There’s a new show on Lifetime called “How To Look Good Naked”. In this show, hosted by the ‘Fab Five’ Carson Kressley, women are asked to strip down and stand in front of the mirror to have a look at themselves. Carson then begins the week long process of getting these women to be truly comfortable in their skin. I am not a fan of reality shows, but I must say, this one did catch my attention. For one, anything that helps women get over their desire to be something other than who they are is a fabulous thing. For another thing, I love that it’s a show that really does encourage women to ignore the anorexic-looking fashion models and come to happy terms with the beautiful bodies they were given. All good stuff!
As a long-time personal trainer (some years back), I’ve seen my share of women trying to be a size 5 when their bones were a size 10. One of the greatest challenges I used to have with these women was the fact that I am, by blessed genetics, a small woman who’s never had to diet a day in my life. I can eat what I want (which, by the way, is quite healthy) and never gain an ounce. So, when meeting women clients for the first time, they’d take one look at me and say “How could you possibly know how it feels to be fat?” Or something of that nature. In short, it was a battle from onset, getting them to understand that I was on their side and that I COULD help them. What most of them didn’t realize at first was that my mission, if we were to name it, was to get them NOT into a size 5, but rather to get them healthy, strong and happy with what God gave them. In other words, I wasn’t there to ‘resize’ them, I was there to encourage them to look at their bodies through new lenses and create a more healthy foundation on which to enjoy that body.

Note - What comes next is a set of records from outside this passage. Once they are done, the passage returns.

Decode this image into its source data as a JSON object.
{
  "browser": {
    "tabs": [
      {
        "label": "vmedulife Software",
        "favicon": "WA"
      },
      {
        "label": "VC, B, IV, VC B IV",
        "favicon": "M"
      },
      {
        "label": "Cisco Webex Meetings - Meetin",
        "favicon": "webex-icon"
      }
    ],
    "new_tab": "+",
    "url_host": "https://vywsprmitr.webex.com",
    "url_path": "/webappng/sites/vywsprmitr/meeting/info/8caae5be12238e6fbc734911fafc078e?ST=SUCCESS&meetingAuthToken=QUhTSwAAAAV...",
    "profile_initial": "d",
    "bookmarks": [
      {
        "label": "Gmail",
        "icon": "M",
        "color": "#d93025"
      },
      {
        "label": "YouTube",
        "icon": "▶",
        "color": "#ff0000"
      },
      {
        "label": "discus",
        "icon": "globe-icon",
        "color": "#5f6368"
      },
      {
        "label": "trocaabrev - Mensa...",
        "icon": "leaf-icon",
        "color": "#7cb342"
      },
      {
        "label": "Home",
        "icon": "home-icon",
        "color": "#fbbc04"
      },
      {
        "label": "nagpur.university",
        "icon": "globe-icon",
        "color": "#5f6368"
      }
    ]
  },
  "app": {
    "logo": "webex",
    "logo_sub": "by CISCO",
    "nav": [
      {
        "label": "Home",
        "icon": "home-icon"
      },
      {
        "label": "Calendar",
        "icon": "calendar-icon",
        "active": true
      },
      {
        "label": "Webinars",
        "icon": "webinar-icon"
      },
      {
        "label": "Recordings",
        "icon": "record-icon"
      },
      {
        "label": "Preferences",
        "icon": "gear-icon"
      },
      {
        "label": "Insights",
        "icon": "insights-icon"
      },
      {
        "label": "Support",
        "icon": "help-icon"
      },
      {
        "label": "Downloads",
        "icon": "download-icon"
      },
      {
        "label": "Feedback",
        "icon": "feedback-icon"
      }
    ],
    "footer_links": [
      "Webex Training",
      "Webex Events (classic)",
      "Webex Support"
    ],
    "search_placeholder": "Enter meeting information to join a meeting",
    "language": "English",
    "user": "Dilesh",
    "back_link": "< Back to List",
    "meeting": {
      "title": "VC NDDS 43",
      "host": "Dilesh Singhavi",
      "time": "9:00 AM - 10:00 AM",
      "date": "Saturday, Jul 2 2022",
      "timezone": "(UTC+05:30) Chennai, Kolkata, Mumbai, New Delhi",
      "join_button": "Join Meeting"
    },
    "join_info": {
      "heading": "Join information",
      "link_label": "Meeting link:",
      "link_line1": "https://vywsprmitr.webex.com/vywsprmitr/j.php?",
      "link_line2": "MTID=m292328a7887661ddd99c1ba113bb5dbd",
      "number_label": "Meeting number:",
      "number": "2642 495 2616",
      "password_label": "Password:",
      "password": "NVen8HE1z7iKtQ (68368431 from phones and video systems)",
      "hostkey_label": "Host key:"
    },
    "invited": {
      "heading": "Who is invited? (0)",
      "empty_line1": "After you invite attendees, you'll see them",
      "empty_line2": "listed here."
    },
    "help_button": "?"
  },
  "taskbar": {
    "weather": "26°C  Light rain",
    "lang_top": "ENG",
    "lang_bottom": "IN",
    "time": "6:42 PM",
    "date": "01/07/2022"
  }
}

My success as a personal trainer was due, in large part, to my attitude toward these women. I made a point, with each woman I worked with, to constantly (and sincerely) compliment them every time we met for a session. I also made it a point NOT to criticize their ‘lapses’ but instead, encourage them to accept what they’d done and move on. I knew, instinctively, that the best thing I could do for them, especially in the beginning, was to get them to stop being so critical of themselves and learn some compassion.